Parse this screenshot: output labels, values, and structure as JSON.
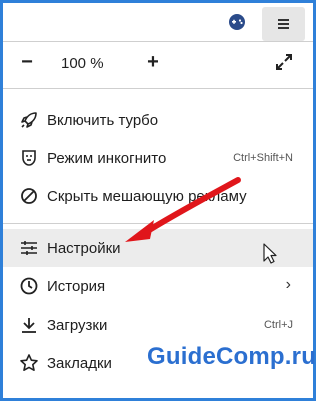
{
  "zoom": {
    "minus_label": "−",
    "plus_label": "+",
    "value": "100 %"
  },
  "menu": {
    "items": [
      {
        "label": "Включить турбо",
        "icon": "rocket-icon"
      },
      {
        "label": "Режим инкогнито",
        "icon": "incognito-icon",
        "shortcut": "Ctrl+Shift+N"
      },
      {
        "label": "Скрыть мешающую рекламу",
        "icon": "block-icon"
      },
      {
        "label": "Настройки",
        "icon": "settings-sliders-icon"
      },
      {
        "label": "История",
        "icon": "history-clock-icon"
      },
      {
        "label": "Загрузки",
        "icon": "download-icon",
        "shortcut": "Ctrl+J"
      },
      {
        "label": "Закладки",
        "icon": "star-icon"
      }
    ]
  },
  "watermark": "GuideComp.ru",
  "colors": {
    "frame": "#2f80d9",
    "arrow": "#e0161b",
    "highlight": "#ececec",
    "watermark": "#2b6fd0"
  }
}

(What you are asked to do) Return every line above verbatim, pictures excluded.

(Result)
Parse this screenshot: output labels, values, and structure as JSON.
{
  "zoom": {
    "minus_label": "−",
    "plus_label": "+",
    "value": "100 %"
  },
  "menu": {
    "items": [
      {
        "label": "Включить турбо",
        "icon": "rocket-icon"
      },
      {
        "label": "Режим инкогнито",
        "icon": "incognito-icon",
        "shortcut": "Ctrl+Shift+N"
      },
      {
        "label": "Скрыть мешающую рекламу",
        "icon": "block-icon"
      },
      {
        "label": "Настройки",
        "icon": "settings-sliders-icon"
      },
      {
        "label": "История",
        "icon": "history-clock-icon"
      },
      {
        "label": "Загрузки",
        "icon": "download-icon",
        "shortcut": "Ctrl+J"
      },
      {
        "label": "Закладки",
        "icon": "star-icon"
      }
    ]
  },
  "watermark": "GuideComp.ru",
  "colors": {
    "frame": "#2f80d9",
    "arrow": "#e0161b",
    "highlight": "#ececec",
    "watermark": "#2b6fd0"
  }
}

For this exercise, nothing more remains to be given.